• **EXERCISE GOAL**:
Each line below that contains "label" counts once; report the total and nothing more.

• **DATA RECORDS**:
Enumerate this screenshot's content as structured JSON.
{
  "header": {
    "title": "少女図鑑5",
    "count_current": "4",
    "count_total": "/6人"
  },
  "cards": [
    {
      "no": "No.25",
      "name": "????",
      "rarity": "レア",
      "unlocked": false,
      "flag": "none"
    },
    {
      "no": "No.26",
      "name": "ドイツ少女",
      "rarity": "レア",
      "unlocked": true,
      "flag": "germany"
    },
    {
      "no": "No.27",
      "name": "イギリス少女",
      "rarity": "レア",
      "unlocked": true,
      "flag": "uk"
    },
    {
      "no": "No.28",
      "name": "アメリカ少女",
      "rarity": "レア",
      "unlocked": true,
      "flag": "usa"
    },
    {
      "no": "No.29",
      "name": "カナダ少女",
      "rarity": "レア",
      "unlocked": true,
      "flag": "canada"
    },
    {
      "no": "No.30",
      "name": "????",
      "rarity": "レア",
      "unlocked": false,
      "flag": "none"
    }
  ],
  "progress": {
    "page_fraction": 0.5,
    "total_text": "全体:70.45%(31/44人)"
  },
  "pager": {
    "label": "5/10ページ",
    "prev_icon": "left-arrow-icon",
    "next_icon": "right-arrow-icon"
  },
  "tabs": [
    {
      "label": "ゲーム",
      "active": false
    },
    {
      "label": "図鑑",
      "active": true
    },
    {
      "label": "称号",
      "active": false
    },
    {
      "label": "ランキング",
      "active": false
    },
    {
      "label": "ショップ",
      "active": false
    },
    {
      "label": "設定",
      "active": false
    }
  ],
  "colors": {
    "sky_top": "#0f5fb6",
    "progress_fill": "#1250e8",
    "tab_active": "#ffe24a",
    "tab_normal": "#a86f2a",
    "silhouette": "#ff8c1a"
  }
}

• **ANSWER SPACE**:
7